• Angela Lack is a former NCSTL staff member. [LL.M. in Elder Law Stetson (2008); J.D./ M.B.A. Stetson (2005); B.S. at Florida State University (2002)]. She currently practices Civil Litigation, Corporate Law, and Family Law with South Law Group, P.A., Valrico, FL.
1 Battle of the sizes: Social network users vs. country populations, March 2009, http://royal.pingdom.com/2009/03/13/battle-of-the-sizes-social-network-users-vs-country-populations
2  Hsu, Jeremy. Facebook Users Get Worse Grades in College. April 2009, http://www.livescience.com/culture/090413-facebook-grades.html
3  Luscombe, Belinda.

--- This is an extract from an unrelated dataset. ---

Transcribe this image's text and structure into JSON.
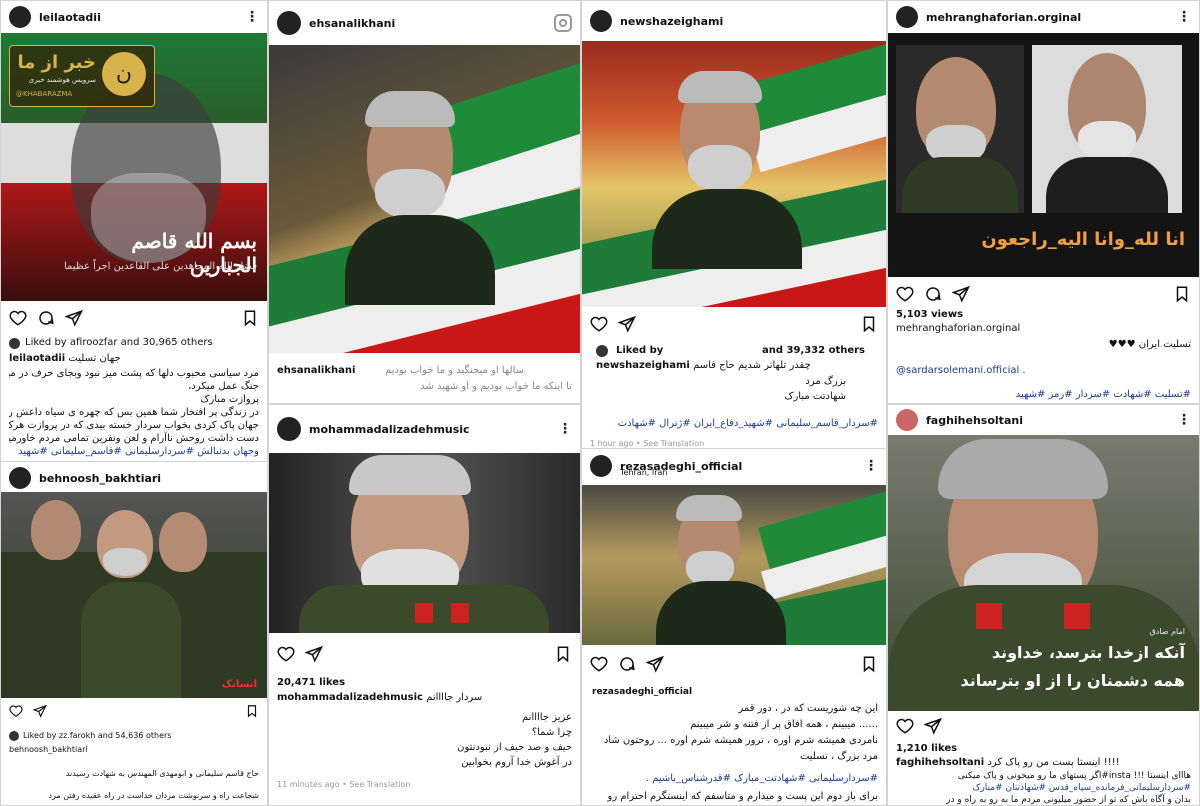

Facebook and Divorce – Airing the dirty laundry, June 22, 2009, http://www.time.com
4  Facebook postings foil N.L. man's injury lawsuit, The Canadian Press. http://www.cbc.ca/canada/newfoundland-labrador/story/2009/05/11/facebook-lawsuit-cp-511.html